FITTED + PAIʻEA PROJECTS “MILOLIʻI ʻŌPELU PROJECT” COLLECTION

Wednesday, February 1st, 2017 by

Releasing exclusively in-store, online, and at Paiʻea Projects’ online shop this Saturday, February 4.

MILOLIʻI ʻŌPELU PROJECT
Video: Adam Palumbo (@visionhorsemedia)
Photos: Adam Palumbo (@visionhorsemedia) & Paul Kema (@kema808)

 

Words by Paiʻea Projects

The FITTED + Paiʻea Projects “Miloliʻi ‘Ōpelu Project” pays homage to our creative director’s home away from home: The last Hawaiian fishing village. According to Paul Kema, going to Milolii is like traveling back in time. From the moment you hit the 89th mile marker and slowly descend the windy road to the village you are instantly taken back to an older Hawaii. Lacking the distractions of city life, the absence of electricity and running water, life is simple there. People hold strong to the cultural values and knowledge passed down through generations. It is the last Hawaiian fishing village. The ocean is their ice box and remains their kuleana to preserve, protect and mālama it for future generations.

As a city boy growing up on Oʻahu, Paul Kema would hear his dad talk about Miloliʻi often, telling stories of how his father and eldest brother would spend summers fishing down at Omokaʻa. As the twin of the youngest brother, Paul’s pops rarely got to Miloliʻi, but would always look forward to the five gallon tins of dried ‘ōpelu (mackerel scad) grandpa would bring home.
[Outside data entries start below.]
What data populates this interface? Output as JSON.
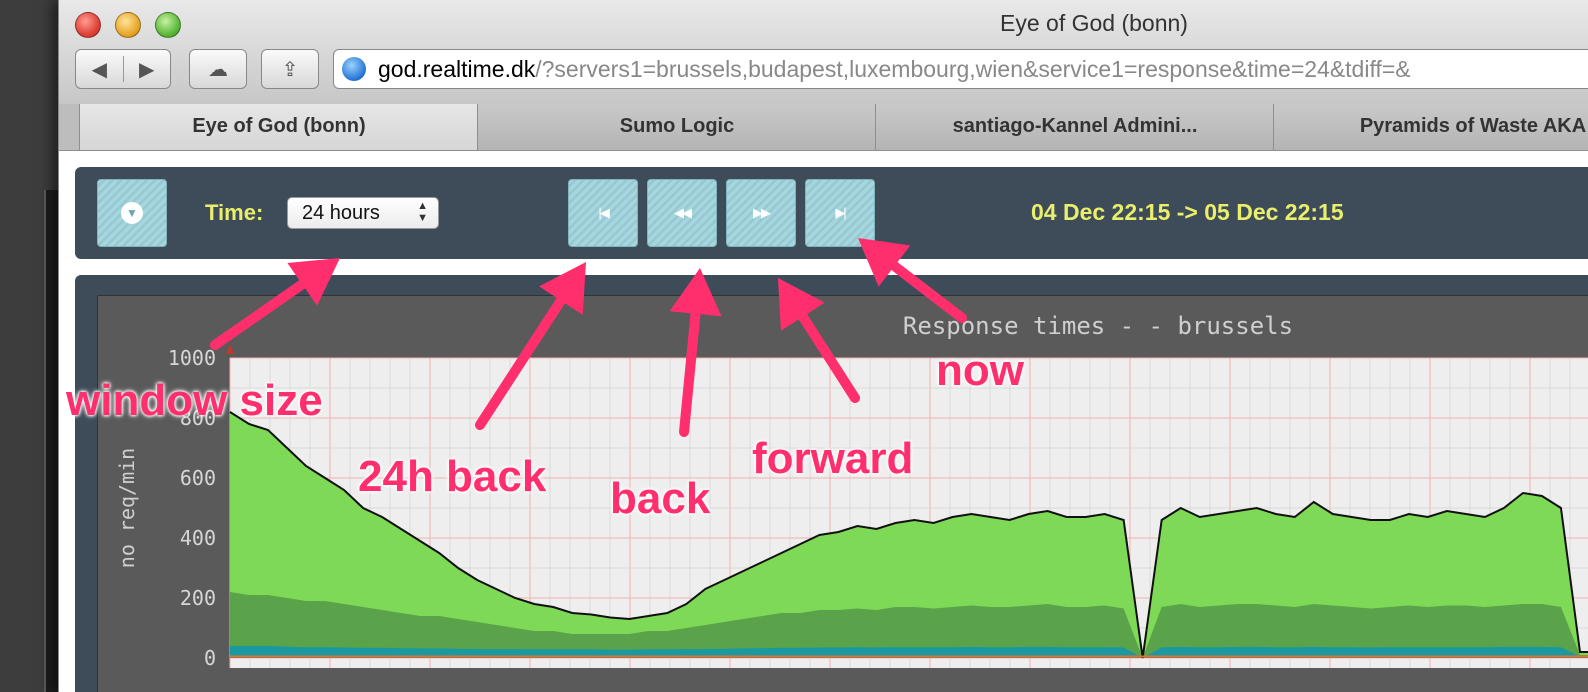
{
  "window": {
    "title": "Eye of God (bonn)",
    "url_host": "god.realtime.dk",
    "url_path": "/?servers1=brussels,budapest,luxembourg,wien&service1=response&time=24&tdiff=&"
  },
  "toolbar_icons": {
    "back": "◀",
    "forward": "▶",
    "cloud": "☁",
    "share": "⇪"
  },
  "tabs": [
    {
      "label": "Eye of God (bonn)",
      "active": true
    },
    {
      "label": "Sumo Logic",
      "active": false
    },
    {
      "label": "santiago-Kannel Admini...",
      "active": false
    },
    {
      "label": "Pyramids of Waste AKA",
      "active": false
    }
  ],
  "controls": {
    "time_label": "Time:",
    "time_value": "24 hours",
    "range_text": "04 Dec 22:15 -> 05 Dec 22:15",
    "nav_icons": [
      "first",
      "rewind",
      "fast-forward",
      "last"
    ]
  },
  "annotations": {
    "window_size": "window size",
    "back_24h": "24h back",
    "back": "back",
    "forward": "forward",
    "now": "now"
  },
  "colors": {
    "annotation": "#ff2f6e",
    "panel": "#3e4c5a",
    "accent_text": "#e9ef6b",
    "button": "#a6d7df",
    "series_total": "#7ed957",
    "series_secondary": "#5aa34a",
    "series_base": "#1a9aa0",
    "series_error": "#f06a2a"
  },
  "chart_data": {
    "type": "area",
    "title": "Response times -  - brussels",
    "ylabel": "no req/min",
    "yticks": [
      0,
      200,
      400,
      600,
      800,
      1000
    ],
    "ylim": [
      0,
      1000
    ],
    "grid": true,
    "series": [
      {
        "values": [
          820,
          780,
          760,
          700,
          640,
          600,
          560,
          500,
          470,
          430,
          390,
          350,
          300,
          260,
          230,
          200,
          180,
          170,
          150,
          145,
          135,
          130,
          140,
          150,
          180,
          230,
          260,
          290,
          320,
          350,
          380,
          410,
          420,
          440,
          430,
          450,
          460,
          450,
          470,
          480,
          470,
          460,
          480,
          490,
          470,
          470,
          480,
          460,
          0,
          460,
          500,
          470,
          480,
          490,
          500,
          480,
          470,
          520,
          480,
          470,
          460,
          460,
          480,
          470,
          490,
          480,
          470,
          500,
          550,
          540,
          500,
          20,
          20,
          30
        ]
      },
      {
        "values": [
          220,
          210,
          210,
          200,
          190,
          190,
          180,
          170,
          160,
          150,
          140,
          140,
          130,
          120,
          110,
          100,
          90,
          90,
          80,
          80,
          80,
          80,
          90,
          90,
          100,
          110,
          120,
          130,
          140,
          150,
          150,
          160,
          160,
          165,
          160,
          170,
          170,
          165,
          170,
          175,
          170,
          170,
          175,
          180,
          170,
          170,
          175,
          165,
          0,
          170,
          180,
          170,
          175,
          180,
          180,
          175,
          170,
          180,
          175,
          170,
          165,
          170,
          175,
          170,
          175,
          175,
          170,
          175,
          180,
          180,
          170,
          10,
          10,
          10
        ]
      },
      {
        "values": [
          40,
          40,
          40,
          38,
          36,
          36,
          35,
          34,
          34,
          33,
          32,
          32,
          31,
          30,
          30,
          30,
          29,
          29,
          29,
          29,
          28,
          28,
          29,
          29,
          30,
          30,
          31,
          32,
          33,
          34,
          34,
          35,
          35,
          36,
          35,
          36,
          36,
          36,
          36,
          37,
          36,
          36,
          37,
          37,
          36,
          36,
          36,
          35,
          0,
          36,
          37,
          36,
          36,
          37,
          37,
          36,
          36,
          37,
          36,
          36,
          35,
          36,
          36,
          36,
          36,
          36,
          36,
          37,
          37,
          37,
          36,
          5,
          5,
          5
        ]
      },
      {
        "values": [
          5,
          5,
          5,
          5,
          5,
          5,
          5,
          5,
          5,
          5,
          5,
          5,
          5,
          5,
          5,
          5,
          5,
          5,
          5,
          5,
          5,
          5,
          5,
          5,
          5,
          5,
          5,
          5,
          5,
          5,
          5,
          5,
          5,
          5,
          5,
          5,
          5,
          5,
          5,
          5,
          5,
          5,
          5,
          5,
          5,
          5,
          5,
          5,
          5,
          5,
          5,
          5,
          5,
          5,
          5,
          5,
          5,
          5,
          5,
          5,
          5,
          5,
          5,
          5,
          5,
          5,
          5,
          5,
          5,
          5,
          5,
          5,
          5,
          5
        ]
      }
    ]
  }
}
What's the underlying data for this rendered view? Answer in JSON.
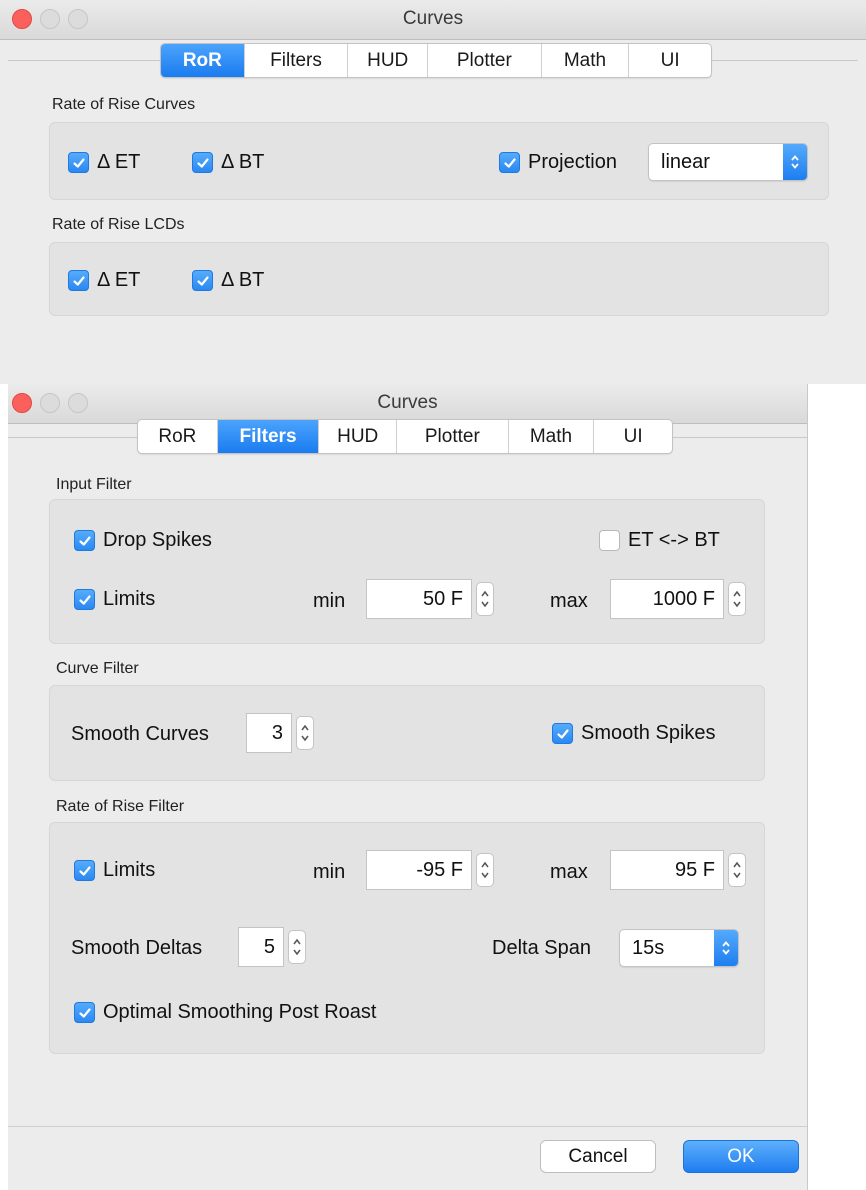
{
  "colors": {
    "accent": "#2a88f2",
    "close": "#fc605c",
    "window_bg": "#ececec",
    "group_bg": "#e3e3e3"
  },
  "window1": {
    "title": "Curves",
    "tabs": [
      "RoR",
      "Filters",
      "HUD",
      "Plotter",
      "Math",
      "UI"
    ],
    "active_tab": "RoR",
    "ror_curves": {
      "title": "Rate of Rise Curves",
      "delta_et": {
        "label": "Δ ET",
        "checked": true
      },
      "delta_bt": {
        "label": "Δ BT",
        "checked": true
      },
      "projection": {
        "label": "Projection",
        "checked": true
      },
      "projection_mode": "linear"
    },
    "ror_lcds": {
      "title": "Rate of Rise LCDs",
      "delta_et": {
        "label": "Δ ET",
        "checked": true
      },
      "delta_bt": {
        "label": "Δ BT",
        "checked": true
      }
    }
  },
  "window2": {
    "title": "Curves",
    "tabs": [
      "RoR",
      "Filters",
      "HUD",
      "Plotter",
      "Math",
      "UI"
    ],
    "active_tab": "Filters",
    "input_filter": {
      "title": "Input Filter",
      "drop_spikes": {
        "label": "Drop Spikes",
        "checked": true
      },
      "swap": {
        "label": "ET <-> BT",
        "checked": false
      },
      "limits": {
        "label": "Limits",
        "checked": true
      },
      "min_label": "min",
      "min_value": "50 F",
      "max_label": "max",
      "max_value": "1000 F"
    },
    "curve_filter": {
      "title": "Curve Filter",
      "smooth_curves_label": "Smooth Curves",
      "smooth_curves_value": "3",
      "smooth_spikes": {
        "label": "Smooth Spikes",
        "checked": true
      }
    },
    "ror_filter": {
      "title": "Rate of Rise Filter",
      "limits": {
        "label": "Limits",
        "checked": true
      },
      "min_label": "min",
      "min_value": "-95 F",
      "max_label": "max",
      "max_value": "95 F",
      "smooth_deltas_label": "Smooth Deltas",
      "smooth_deltas_value": "5",
      "delta_span_label": "Delta Span",
      "delta_span_value": "15s",
      "optimal_smoothing": {
        "label": "Optimal Smoothing Post Roast",
        "checked": true
      }
    },
    "buttons": {
      "cancel": "Cancel",
      "ok": "OK"
    }
  }
}
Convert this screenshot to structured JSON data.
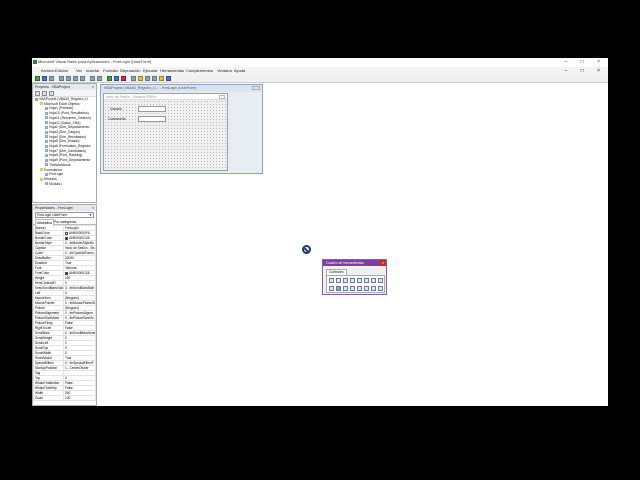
{
  "window": {
    "title": "Microsoft Visual Basic para Aplicaciones - FrmLogin [UserForm]",
    "controls": "–  □  ×"
  },
  "menu": {
    "items": [
      "Archivo",
      "Edición",
      "Ver",
      "Insertar",
      "Formato",
      "Depuración",
      "Ejecutar",
      "Herramientas",
      "Complementos",
      "Ventana",
      "Ayuda"
    ],
    "doc_controls": "–  □  ×"
  },
  "toolbar": {
    "position": ""
  },
  "project": {
    "title": "Proyecto - VBAProject",
    "close": "×",
    "tree": [
      {
        "indent": 0,
        "icon": "m",
        "text": "VBAProject (VBA00_Registro_U"
      },
      {
        "indent": 1,
        "icon": "f",
        "text": "Microsoft Excel Objetos"
      },
      {
        "indent": 2,
        "icon": "s",
        "text": "Hoja1 (Portada)"
      },
      {
        "indent": 2,
        "icon": "s",
        "text": "Hoja10 (Punt_Resultados)"
      },
      {
        "indent": 2,
        "icon": "s",
        "text": "Hoja11 (Resumen_Gestión)"
      },
      {
        "indent": 2,
        "icon": "s",
        "text": "Hoja12 (Datos_VBA)"
      },
      {
        "indent": 2,
        "icon": "s",
        "text": "Hoja2 (Dim_Departamento"
      },
      {
        "indent": 2,
        "icon": "s",
        "text": "Hoja3 (Dim_Cargos)"
      },
      {
        "indent": 2,
        "icon": "s",
        "text": "Hoja4 (Dim_Resultados)"
      },
      {
        "indent": 2,
        "icon": "s",
        "text": "Hoja5 (Dim_Estado)"
      },
      {
        "indent": 2,
        "icon": "s",
        "text": "Hoja6 (Formulario_Registro"
      },
      {
        "indent": 2,
        "icon": "s",
        "text": "Hoja7 (Dim_Candidatos)"
      },
      {
        "indent": 2,
        "icon": "s",
        "text": "Hoja8 (Punt_Ranking)"
      },
      {
        "indent": 2,
        "icon": "s",
        "text": "Hoja9 (Punt_Departamento"
      },
      {
        "indent": 2,
        "icon": "s",
        "text": "ThisWorkbook"
      },
      {
        "indent": 1,
        "icon": "f",
        "text": "Formularios"
      },
      {
        "indent": 2,
        "icon": "s",
        "text": "FrmLogin"
      },
      {
        "indent": 1,
        "icon": "f",
        "text": "Módulos"
      },
      {
        "indent": 2,
        "icon": "s",
        "text": "Módulo1"
      }
    ]
  },
  "properties": {
    "title": "Propiedades - FrmLogin",
    "close": "×",
    "object": "FrmLogin UserForm",
    "tabs": [
      "Alfabética",
      "Por categorías"
    ],
    "rows": [
      {
        "k": "(Name)",
        "v": "FrmLogin"
      },
      {
        "k": "BackColor",
        "v": "&H8000000F&",
        "sw": "#f0f0f0"
      },
      {
        "k": "BorderColor",
        "v": "&H80000012&",
        "sw": "#000000"
      },
      {
        "k": "BorderStyle",
        "v": "0 - fmBorderStyleNo"
      },
      {
        "k": "Caption",
        "v": "Inicio de Sesión - Sis"
      },
      {
        "k": "Cycle",
        "v": "0 - fmCycleAllForms"
      },
      {
        "k": "DrawBuffer",
        "v": "32000"
      },
      {
        "k": "Enabled",
        "v": "True"
      },
      {
        "k": "Font",
        "v": "Tahoma"
      },
      {
        "k": "ForeColor",
        "v": "&H80000012&",
        "sw": "#000000"
      },
      {
        "k": "Height",
        "v": "150"
      },
      {
        "k": "HelpContextID",
        "v": "0"
      },
      {
        "k": "KeepScrollBarsVisible",
        "v": "3 - fmScrollBarsBoth"
      },
      {
        "k": "Left",
        "v": "0"
      },
      {
        "k": "MouseIcon",
        "v": "(Ninguno)"
      },
      {
        "k": "MousePointer",
        "v": "0 - fmMousePointerD"
      },
      {
        "k": "Picture",
        "v": "(Ninguno)"
      },
      {
        "k": "PictureAlignment",
        "v": "2 - fmPictureAlignm"
      },
      {
        "k": "PictureSizeMode",
        "v": "0 - fmPictureSizeMo"
      },
      {
        "k": "PictureTiling",
        "v": "False"
      },
      {
        "k": "RightToLeft",
        "v": "False"
      },
      {
        "k": "ScrollBars",
        "v": "0 - fmScrollBarsNone"
      },
      {
        "k": "ScrollHeight",
        "v": "0"
      },
      {
        "k": "ScrollLeft",
        "v": "0"
      },
      {
        "k": "ScrollTop",
        "v": "0"
      },
      {
        "k": "ScrollWidth",
        "v": "0"
      },
      {
        "k": "ShowModal",
        "v": "True"
      },
      {
        "k": "SpecialEffect",
        "v": "0 - fmSpecialEffectF"
      },
      {
        "k": "StartUpPosition",
        "v": "1 - CenterOwner"
      },
      {
        "k": "Tag",
        "v": ""
      },
      {
        "k": "Top",
        "v": "0"
      },
      {
        "k": "WhatsThisButton",
        "v": "False"
      },
      {
        "k": "WhatsThisHelp",
        "v": "False"
      },
      {
        "k": "Width",
        "v": "240"
      },
      {
        "k": "Zoom",
        "v": "100"
      }
    ]
  },
  "designer": {
    "title": "VBAProject (VBA00_Registro_U... - FrmLogin (UserForm)",
    "form_caption": "Inicio de Sesión - Sistema RRHH",
    "usuario_label": "Usuario",
    "contrasena_label": "Contraseña"
  },
  "toolbox": {
    "title": "Cuadro de herramientas",
    "close": "×",
    "tab": "Controles"
  }
}
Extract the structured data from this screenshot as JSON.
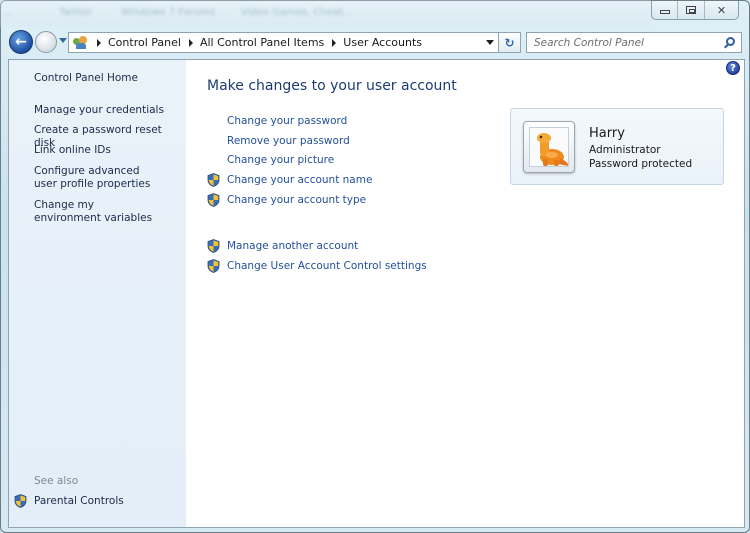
{
  "window": {
    "background_taskbar_items": [
      "...",
      "Twitter",
      "Windows 7 Forums",
      "Video Games, Cheat..."
    ],
    "caption": {
      "minimize_label": "Minimize",
      "maximize_label": "Maximize",
      "close_glyph": "✕"
    }
  },
  "nav": {
    "back_glyph": "←",
    "refresh_glyph": "↻",
    "breadcrumb": [
      "Control Panel",
      "All Control Panel Items",
      "User Accounts"
    ],
    "search_placeholder": "Search Control Panel",
    "search_value": ""
  },
  "sidebar": {
    "home_label": "Control Panel Home",
    "links": [
      "Manage your credentials",
      "Create a password reset disk",
      "Link online IDs",
      "Configure advanced user profile properties",
      "Change my environment variables"
    ],
    "see_also_label": "See also",
    "see_also_links": [
      "Parental Controls"
    ]
  },
  "main": {
    "title": "Make changes to your user account",
    "help_glyph": "?",
    "tasks": [
      {
        "label": "Change your password",
        "shield": false
      },
      {
        "label": "Remove your password",
        "shield": false
      },
      {
        "label": "Change your picture",
        "shield": false
      },
      {
        "label": "Change your account name",
        "shield": true
      },
      {
        "label": "Change your account type",
        "shield": true
      }
    ],
    "other_tasks": [
      {
        "label": "Manage another account",
        "shield": true
      },
      {
        "label": "Change User Account Control settings",
        "shield": true
      }
    ]
  },
  "account": {
    "name": "Harry",
    "type": "Administrator",
    "status": "Password protected",
    "picture": "orange-dinosaur"
  },
  "colors": {
    "link": "#245099",
    "title": "#1e3b74",
    "sidebar_bg": "#e3eef8"
  }
}
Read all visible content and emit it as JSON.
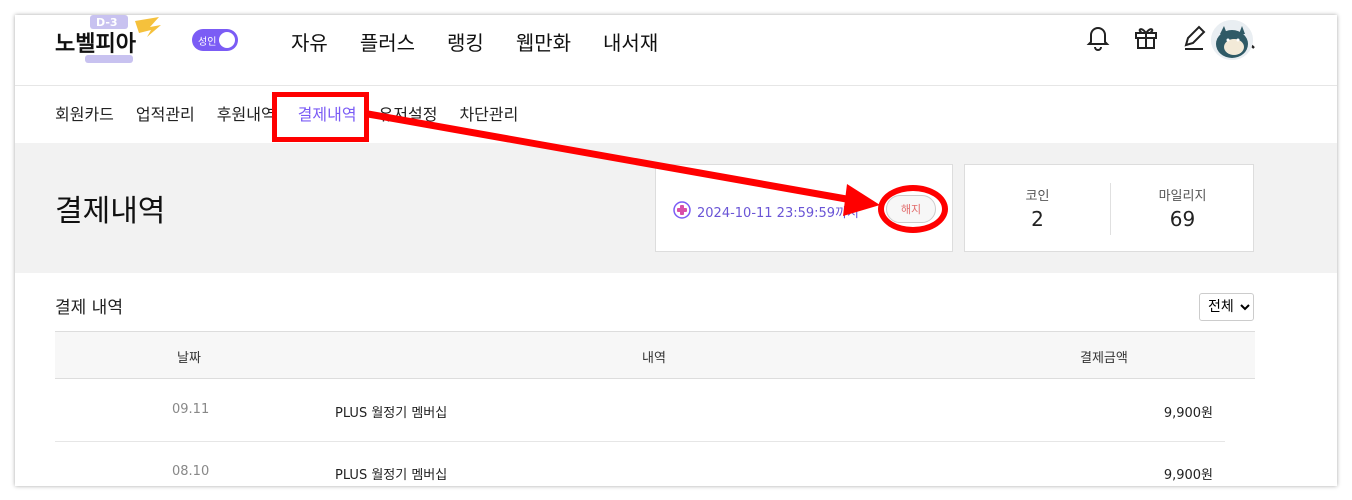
{
  "brand": {
    "logo_text": "노벨피아",
    "badge_text": "D-3",
    "toggle_label": "성인"
  },
  "mainnav": [
    "자유",
    "플러스",
    "랭킹",
    "웹만화",
    "내서재"
  ],
  "header_icons": [
    "bell-icon",
    "gift-icon",
    "pencil-icon",
    "search-icon"
  ],
  "subnav": {
    "items": [
      "회원카드",
      "업적관리",
      "후원내역",
      "결제내역",
      "유저설정",
      "차단관리"
    ],
    "active_index": 3
  },
  "page": {
    "title": "결제내역"
  },
  "subscription": {
    "until": "2024-10-11 23:59:59까지",
    "cancel_label": "해지"
  },
  "stats": {
    "coin_label": "코인",
    "coin_value": "2",
    "mileage_label": "마일리지",
    "mileage_value": "69"
  },
  "history": {
    "title": "결제 내역",
    "filter": {
      "selected": "전체"
    },
    "columns": [
      "날짜",
      "내역",
      "결제금액"
    ],
    "rows": [
      {
        "date": "09.11",
        "item": "PLUS 월정기 멤버십",
        "amount": "9,900원"
      },
      {
        "date": "08.10",
        "item": "PLUS 월정기 멤버십",
        "amount": "9,900원"
      }
    ]
  },
  "colors": {
    "accent": "#7b5cf5",
    "annotation": "#ff0000"
  }
}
John Ana Puako Kema was born 1899 in Hoʻopuloa, a nearby fishing village, but moved to Miloliʻi with the rest of the family following the 1926 lava flow that covered the area. Grandpa spent most of his adolescent life there before later moving to Oʻahu. His sister Nancy remained and married into the Apo family. Grandpa would always return to spend time with her and the rest of the ‘ohana who still call Miloliʻi home today. Generations have passed since then and now uncle Sam Grace is entrusted with taking care of Omokaʻa. Paul and the FITTED Fam have spent many weekends camping there with Uncle Sam and remain grateful to spend time in the same waters the Kema ‘ohana has enjoyed for generations.

Paʻa Pono Miloliʻi is a non-profit community project dedicated to improving the quality of life of the residents of Miloliʻi. Through K-12 youth education in fishing practices and cultural traditions they continue to make a difference in protecting their unique way of life. One of their various community efforts is the “‘Ōpelu Project,” which utilizes innovative fishing methods that blend science, ocean knowledge, fish lifecycle patterns and traditional Hawaiian techniques. Inspired by the efforts of Paʻa Pono Miloliʻi, Paiʻea Projects and FITTED are honoring the “‘Ōpelu Project” with this collection. As they strive to strengthen the community’s stewardship of their critical marine and coastal resources we pay homage to their perpetuation of the Hawaiian culture with the “Miloliʻi ‘Ōpelu Project” collection. Our goal is to share their vision and give back to support their cause.

Proceeds of the “Miloliʻi ‘Ōpelu Project” will benefit Paʻa Pono Miloliʻi and their educational initiatives. This limited-edition, three-piece collection is anchored by “The Camo Mackerel” neoprene New Era snapback and accentuated with “The Scad” tank and “The Last Village” tee. The “Miloliʻi ‘Ōpelu Project” launches on Saturday, February 4 on paieaprojects.com, fittedhawaii.com and at the FITTED shop on Kona Street.

 

MILOLIʻI ʻŌPELU PROJECT

MILOLIʻI ʻŌPELU PROJECT

MILOLIʻI ʻŌPELU PROJECT

MILOLIʻI ʻŌPELU PROJECT

MILOLIʻI ʻŌPELU PROJECT

MILOLIʻI ʻŌPELU PROJECT

MILOLIʻI ʻŌPELU PROJECT

FRONT

BACK

LEFT

RIGHT

BOTTOM

FRONT

BACK

FRONT

BACK